You are here: Home » International » News » Politics
Business Standard

Pompeo says Iran sheltering al-Qaeda; confirms death of group's 2nd-in-line

US Secretary of State Michael Pompeo accused Iran of sheltering al-Qaeda asserting that the middle eastern country has become a new "home base" for the terror outfit

Mike Pompeo | US Iran tensions | Al-Qaeda

ANI  |  US 

Secretary of State Mike Pompeo, arrives at the airport in New Delhi
Mike Pompeo

US Secretary of State Michael Pompeo on Tuesday (local time) accused Iran of sheltering asserting that the middle eastern country has become a new "home base" for the terror outfit. He also confirmed that Al-Qaeda's second-in-command Abu Muhammad al-Masri was killed in Tehran last year.

In a speech at the National Press Club here, Pompeo said that has a "new home base - it is the Islamic Republic of Iran".

He said, "We ignored this Iran-nexus at our own peril. We need to acknowledge it, we must confront it, indeed, we must defeat it."

He further said, "They are partners in terrorism, partners in hate. This axis poses a grave threat to the security of nations and to the American homeland itself."

"I would say Iran is, indeed, the new Afghanistan - as the key geographic hub for al-Qaeda - but it's actually worse...Unlike in Afghanistan, when al-Qaeda was hiding in the mountains, al-Qaida today is operating underneath the hard shell of the Iranian regime's protection," he added.

During the briefing, he announced sanctions on Iran-based al-Qaida leaders Sultan Yusuf Hasan al-Arif and Muhammad Abbatay, also known as Abd al-Rahman al-Maghrebi.

He offered a reward of up to USD 7 million for information that leads to the location or identification of al-Maghrebi.

The Secretary also confirmed media reports of al-Masri in Tehran on August 7 last year.

He further said that Iran became the "perfect choice" for al-Qaeda after 9/11.

"Iran decided to allow al-Qaeda to establish a new operational headquarters, on the condition that al-Qaeda operatives abide by the regime's rules governing al-Qaeda's stay inside the country," he said.

He quoted a letter from late al-Qaeda founder Osama bin Laden, found by the Navy SEALS during the Abbottabad raid, as saying, "Iran is our main artery for funds, personnel, and communication...There is no need to fight with Iran unless you are forced to".

Iranian Foreign Minister Mohammad Javad Zarif said that Pompeo "is pathetically ending his disastrous career with more warmongering lies".

"No one is fooled," Zarif wrote, noting that hijackers from the September 11, 2001 attacks came from Pompeo's "favourite" countries rather than Iran.
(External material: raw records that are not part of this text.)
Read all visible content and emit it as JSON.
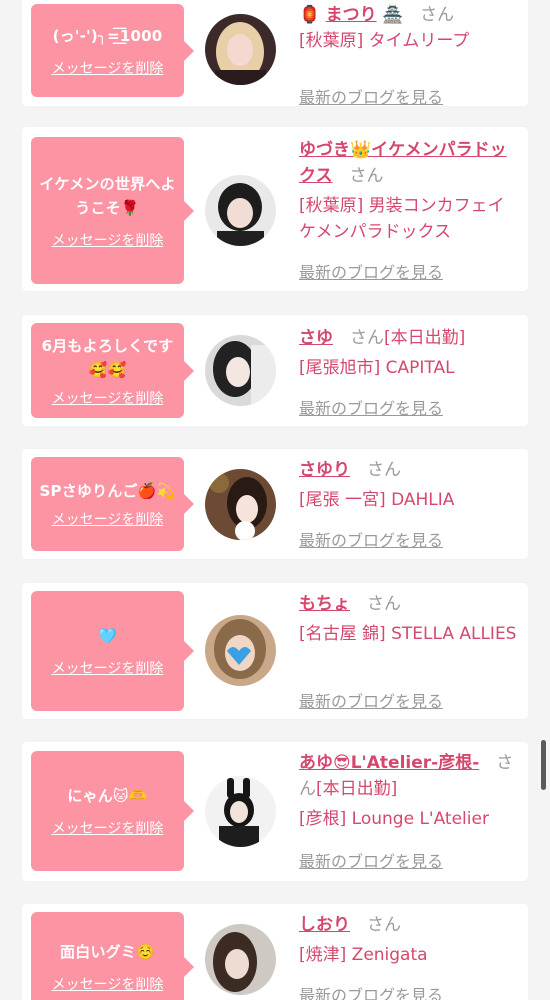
{
  "cards": [
    {
      "bubble_message": "(っ'-')╮=͟͟͞1000",
      "delete_label": "メッセージを削除",
      "name_prefix": "🏮",
      "name": "まつり",
      "name_suffix": "🏯",
      "honorific": "さん",
      "status": "",
      "shop": "[秋葉原] タイムリープ",
      "blog_label": "最新のブログを見る",
      "avatar": {
        "bg": "#3c2a2a",
        "hair": "#e8cfa8",
        "skin": "#f3d9cf"
      }
    },
    {
      "bubble_message": "イケメンの世界へようこそ🌹",
      "delete_label": "メッセージを削除",
      "name_prefix": "",
      "name": "ゆづき👑イケメンパラドックス",
      "name_suffix": "",
      "honorific": "さん",
      "status": "",
      "shop": "[秋葉原] 男装コンカフェイケメンパラドックス",
      "blog_label": "最新のブログを見る",
      "avatar": {
        "bg": "#e9e9e9",
        "hair": "#1d1d1d",
        "skin": "#f1dcd6"
      }
    },
    {
      "bubble_message": "6月もよろしくです🥰🥰",
      "delete_label": "メッセージを削除",
      "name_prefix": "",
      "name": "さゆ",
      "name_suffix": "",
      "honorific": "さん",
      "status": "[本日出勤]",
      "shop": "[尾張旭市] CAPITAL",
      "blog_label": "最新のブログを見る",
      "avatar": {
        "bg": "#dadada",
        "hair": "#222222",
        "skin": "#f4e6e1"
      }
    },
    {
      "bubble_message": "SPさゆりんご🍎💫",
      "delete_label": "メッセージを削除",
      "name_prefix": "",
      "name": "さゆり",
      "name_suffix": "",
      "honorific": "さん",
      "status": "",
      "shop": "[尾張 一宮] DAHLIA",
      "blog_label": "最新のブログを見る",
      "avatar": {
        "bg": "#6d4a34",
        "hair": "#2a1a14",
        "skin": "#f5e3dc"
      }
    },
    {
      "bubble_message": "🩵",
      "delete_label": "メッセージを削除",
      "name_prefix": "",
      "name": "もちょ",
      "name_suffix": "",
      "honorific": "さん",
      "status": "",
      "shop": "[名古屋 錦] STELLA ALLIES",
      "blog_label": "最新のブログを見る",
      "avatar": {
        "bg": "#c9a88a",
        "hair": "#8b6a4a",
        "skin": "#f0d7c5"
      }
    },
    {
      "bubble_message": "にゃん🐱🫶",
      "delete_label": "メッセージを削除",
      "name_prefix": "",
      "name": "あゆ😎L'Atelier-彦根-",
      "name_suffix": "",
      "honorific": "さん",
      "status": "[本日出勤]",
      "shop": "[彦根] Lounge L'Atelier",
      "blog_label": "最新のブログを見る",
      "avatar": {
        "bg": "#f2f2f2",
        "hair": "#151515",
        "skin": "#f3e2dc"
      }
    },
    {
      "bubble_message": "面白いグミ☺️",
      "delete_label": "メッセージを削除",
      "name_prefix": "",
      "name": "しおり",
      "name_suffix": "",
      "honorific": "さん",
      "status": "",
      "shop": "[焼津] Zenigata",
      "blog_label": "最新のブログを見る",
      "avatar": {
        "bg": "#cfc9c4",
        "hair": "#3b2b22",
        "skin": "#eedcd2"
      }
    }
  ]
}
Fifteen of the 19 assailants were Saudis.

"From designating Cuba to fictitious Iran "declassifications" and AQ claims, Mr. "we lie, cheat, steal" is pathetically ending his disastrous career with more warmongering lies, Zarif posted on Twitter.

(Only the headline and picture of this report may have been reworked by the Business Standard staff; the rest of the content is auto-generated from a syndicated feed.)

Dear Reader,

Business Standard has always strived hard to provide up-to-date information and commentary on developments that are of interest to you and have wider political and economic implications for the country and the world. Your encouragement and constant feedback on how to improve our offering have only made our resolve and commitment to these ideals stronger. Even during these difficult times arising out of Covid-19, we continue to remain committed to keeping you informed and updated with credible news, authoritative views and incisive commentary on topical issues of relevance.
We, however, have a request.

As we battle the economic impact of the pandemic, we need your support even more, so that we can continue to offer you more quality content. Our subscription model has seen an encouraging response from many of you, who have subscribed to our online content. More subscription to our online content can only help us achieve the goals of offering you even better and more relevant content. We believe in free, fair and credible journalism. Your support through more subscriptions can help us practise the journalism to which we are committed.

Support quality journalism and subscribe to Business Standard.

Digital Editor

First Published: Wed, January 13 2021. 07:01 IST